TASK ::
An exact reproduction of all the data is needed, with no images in it.

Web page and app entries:
________________________________________

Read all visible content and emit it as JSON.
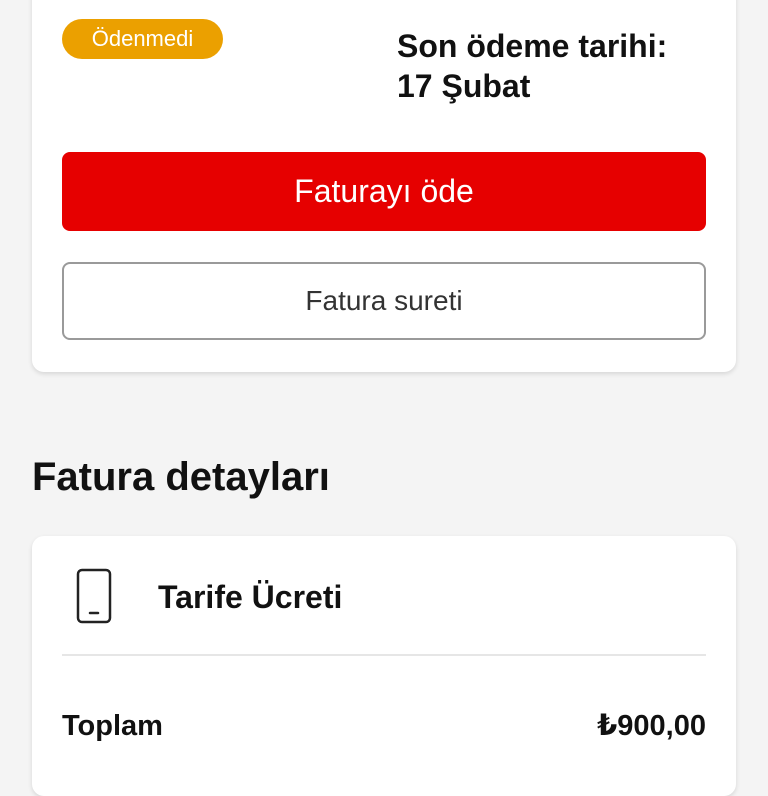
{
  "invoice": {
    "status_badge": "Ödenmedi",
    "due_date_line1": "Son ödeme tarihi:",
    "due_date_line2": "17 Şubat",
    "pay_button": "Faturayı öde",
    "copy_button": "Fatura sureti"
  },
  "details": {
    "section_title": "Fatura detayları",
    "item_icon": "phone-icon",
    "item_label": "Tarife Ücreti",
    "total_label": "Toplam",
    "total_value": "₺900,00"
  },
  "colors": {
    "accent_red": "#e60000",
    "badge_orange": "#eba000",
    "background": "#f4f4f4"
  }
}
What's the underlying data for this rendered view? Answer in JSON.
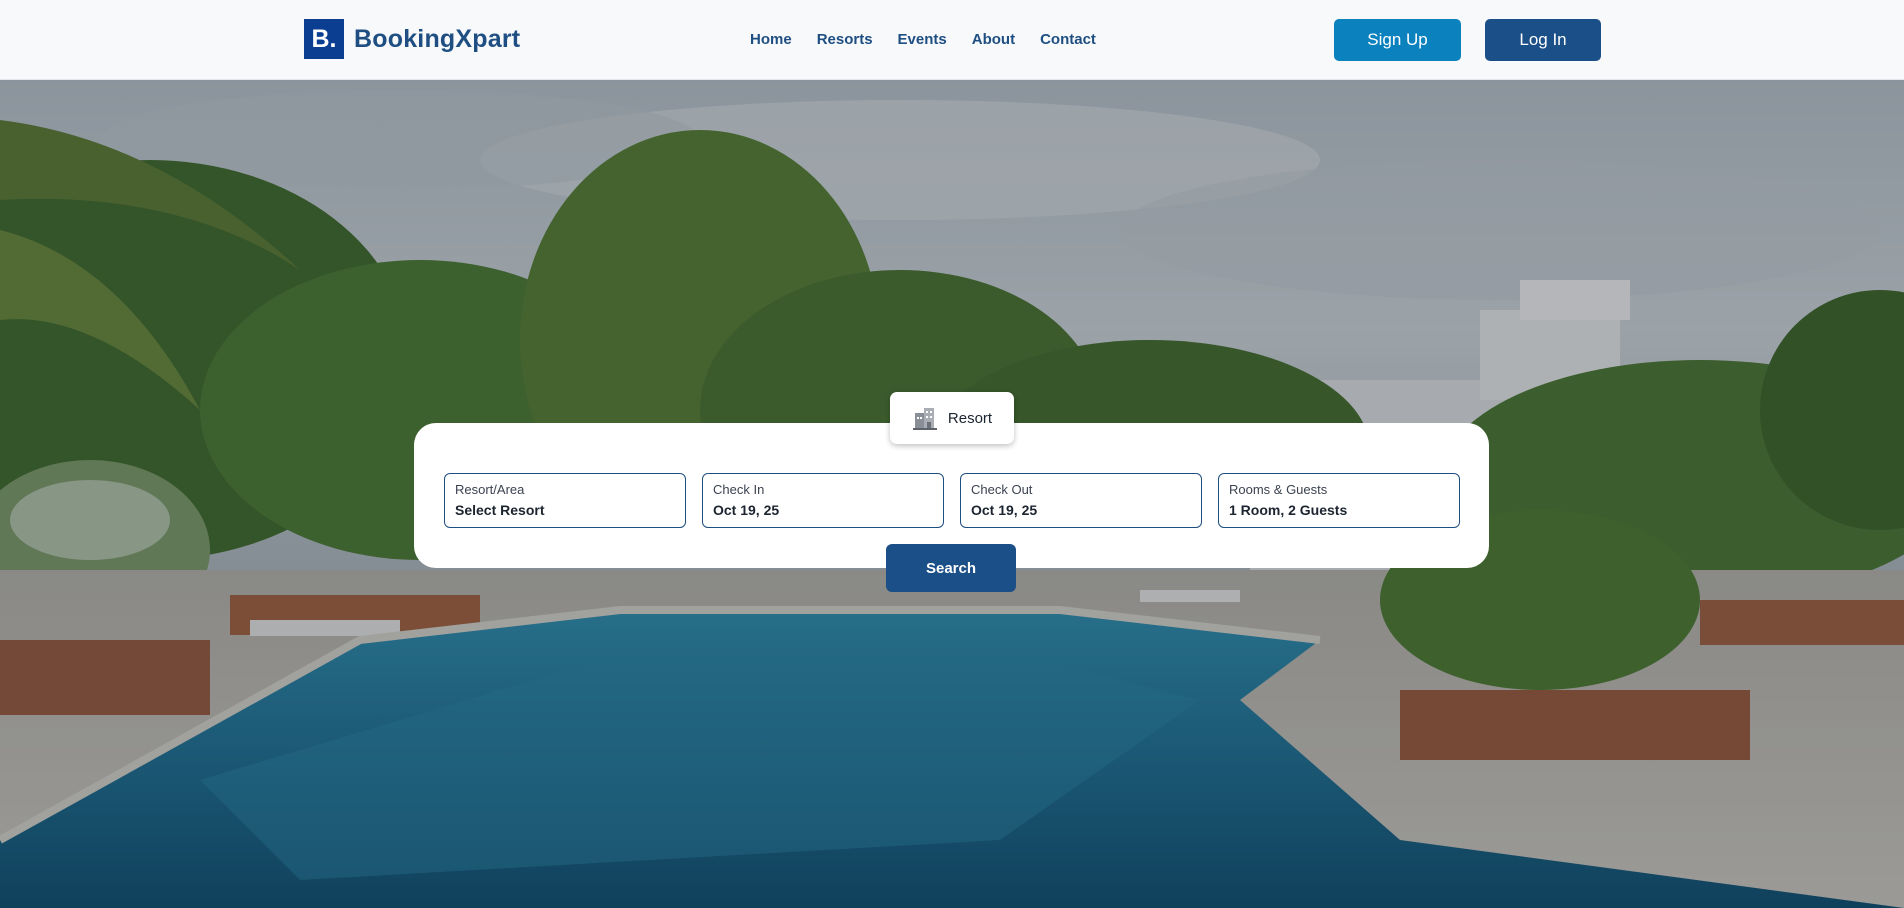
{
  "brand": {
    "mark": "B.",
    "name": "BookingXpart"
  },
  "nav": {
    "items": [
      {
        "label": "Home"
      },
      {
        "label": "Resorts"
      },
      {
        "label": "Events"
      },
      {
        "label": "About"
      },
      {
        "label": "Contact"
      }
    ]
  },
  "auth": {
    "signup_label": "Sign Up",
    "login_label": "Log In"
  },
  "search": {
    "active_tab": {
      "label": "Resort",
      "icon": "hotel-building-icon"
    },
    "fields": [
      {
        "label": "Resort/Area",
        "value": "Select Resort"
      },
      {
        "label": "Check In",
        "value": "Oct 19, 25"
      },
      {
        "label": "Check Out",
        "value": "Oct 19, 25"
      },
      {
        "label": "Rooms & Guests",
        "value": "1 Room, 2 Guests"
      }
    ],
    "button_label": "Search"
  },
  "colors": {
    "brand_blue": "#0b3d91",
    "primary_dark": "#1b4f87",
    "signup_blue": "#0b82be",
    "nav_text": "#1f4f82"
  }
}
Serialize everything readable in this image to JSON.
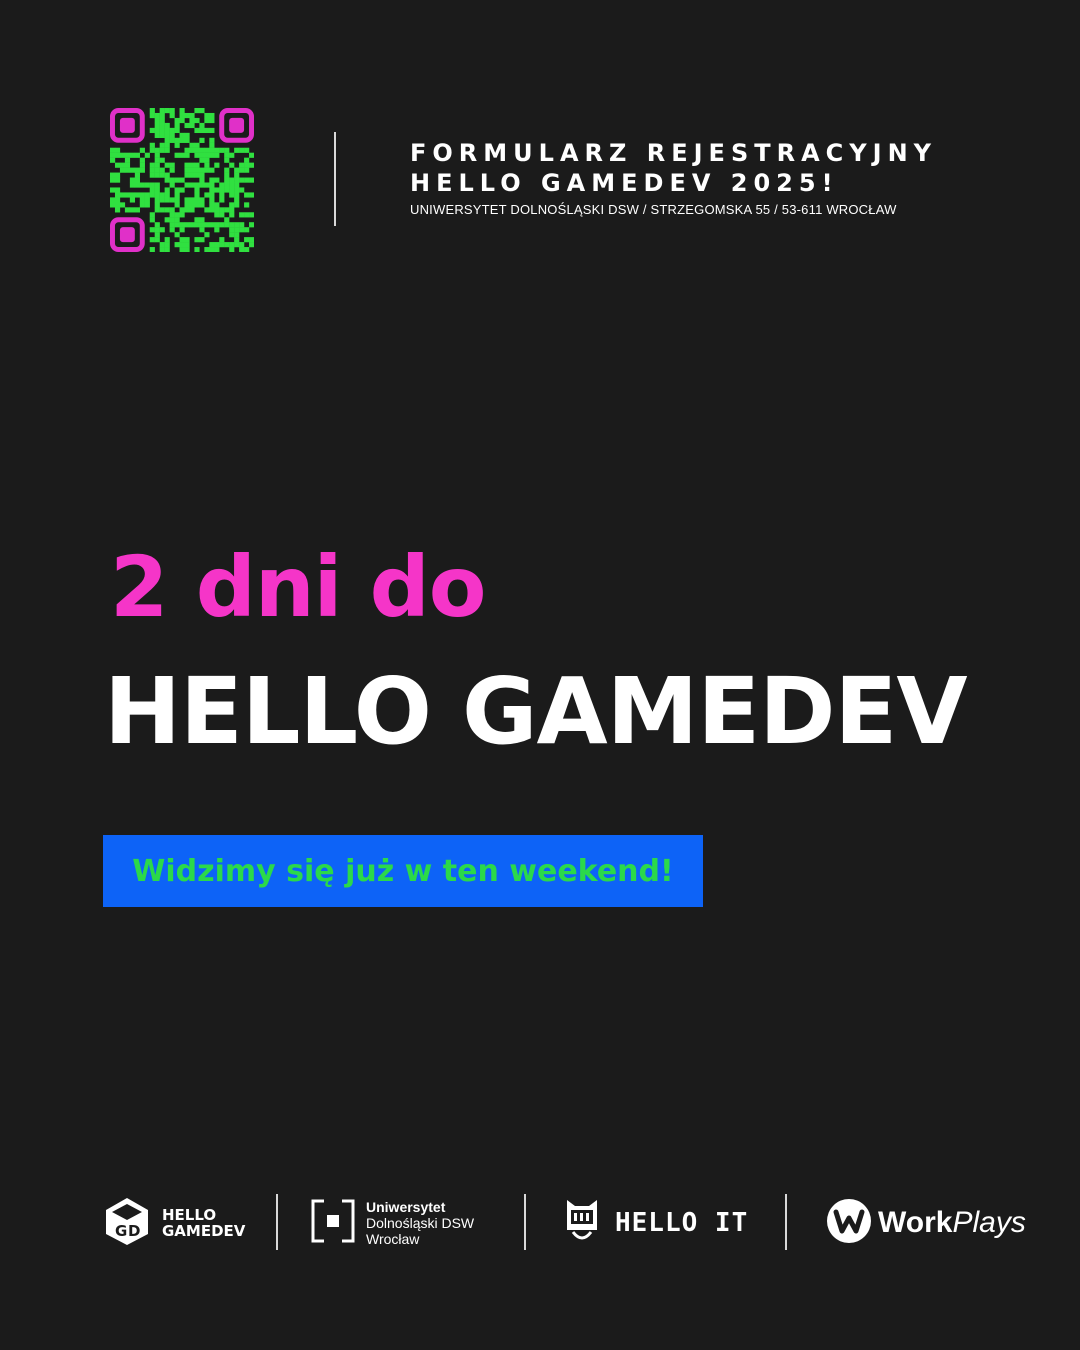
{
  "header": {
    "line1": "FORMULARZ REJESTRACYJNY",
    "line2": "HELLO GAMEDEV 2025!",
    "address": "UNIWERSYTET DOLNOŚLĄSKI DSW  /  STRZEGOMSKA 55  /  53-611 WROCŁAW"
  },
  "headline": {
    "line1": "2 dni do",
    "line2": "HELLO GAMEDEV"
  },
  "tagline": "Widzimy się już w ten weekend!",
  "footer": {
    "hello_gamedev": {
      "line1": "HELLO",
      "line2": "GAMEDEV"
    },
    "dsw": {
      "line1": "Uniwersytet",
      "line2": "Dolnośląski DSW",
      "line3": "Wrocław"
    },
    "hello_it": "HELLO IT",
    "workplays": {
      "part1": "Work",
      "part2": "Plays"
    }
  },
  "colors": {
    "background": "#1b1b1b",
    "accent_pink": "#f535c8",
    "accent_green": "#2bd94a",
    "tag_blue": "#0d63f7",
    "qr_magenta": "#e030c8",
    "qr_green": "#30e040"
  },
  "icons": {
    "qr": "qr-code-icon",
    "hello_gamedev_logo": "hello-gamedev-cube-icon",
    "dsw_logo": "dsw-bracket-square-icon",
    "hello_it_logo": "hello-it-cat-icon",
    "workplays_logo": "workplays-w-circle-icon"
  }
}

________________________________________

RESULT OF THE EXERCISE ::
Read all visible content and emit it as JSON.
{
  "invoice": {
    "status_badge": "Ödenmedi",
    "due_date_line1": "Son ödeme tarihi:",
    "due_date_line2": "17 Şubat",
    "pay_button": "Faturayı öde",
    "copy_button": "Fatura sureti"
  },
  "details": {
    "section_title": "Fatura detayları",
    "item_icon": "phone-icon",
    "item_label": "Tarife Ücreti",
    "total_label": "Toplam",
    "total_value": "₺900,00"
  },
  "colors": {
    "accent_red": "#e60000",
    "badge_orange": "#eba000",
    "background": "#f4f4f4"
  }
}
What's the underlying data for this rendered view? Answer in JSON.
{
  "brand": {
    "mark": "B.",
    "name": "BookingXpart"
  },
  "nav": {
    "items": [
      {
        "label": "Home"
      },
      {
        "label": "Resorts"
      },
      {
        "label": "Events"
      },
      {
        "label": "About"
      },
      {
        "label": "Contact"
      }
    ]
  },
  "auth": {
    "signup_label": "Sign Up",
    "login_label": "Log In"
  },
  "search": {
    "active_tab": {
      "label": "Resort",
      "icon": "hotel-building-icon"
    },
    "fields": [
      {
        "label": "Resort/Area",
        "value": "Select Resort"
      },
      {
        "label": "Check In",
        "value": "Oct 19, 25"
      },
      {
        "label": "Check Out",
        "value": "Oct 19, 25"
      },
      {
        "label": "Rooms & Guests",
        "value": "1 Room, 2 Guests"
      }
    ],
    "button_label": "Search"
  },
  "colors": {
    "brand_blue": "#0b3d91",
    "primary_dark": "#1b4f87",
    "signup_blue": "#0b82be",
    "nav_text": "#1f4f82"
  }
}
Serialize everything readable in this image to JSON.
{
  "header": {
    "line1": "FORMULARZ REJESTRACYJNY",
    "line2": "HELLO GAMEDEV 2025!",
    "address": "UNIWERSYTET DOLNOŚLĄSKI DSW  /  STRZEGOMSKA 55  /  53-611 WROCŁAW"
  },
  "headline": {
    "line1": "2 dni do",
    "line2": "HELLO GAMEDEV"
  },
  "tagline": "Widzimy się już w ten weekend!",
  "footer": {
    "hello_gamedev": {
      "line1": "HELLO",
      "line2": "GAMEDEV"
    },
    "dsw": {
      "line1": "Uniwersytet",
      "line2": "Dolnośląski DSW",
      "line3": "Wrocław"
    },
    "hello_it": "HELLO IT",
    "workplays": {
      "part1": "Work",
      "part2": "Plays"
    }
  },
  "colors": {
    "background": "#1b1b1b",
    "accent_pink": "#f535c8",
    "accent_green": "#2bd94a",
    "tag_blue": "#0d63f7",
    "qr_magenta": "#e030c8",
    "qr_green": "#30e040"
  },
  "icons": {
    "qr": "qr-code-icon",
    "hello_gamedev_logo": "hello-gamedev-cube-icon",
    "dsw_logo": "dsw-bracket-square-icon",
    "hello_it_logo": "hello-it-cat-icon",
    "workplays_logo": "workplays-w-circle-icon"
  }
}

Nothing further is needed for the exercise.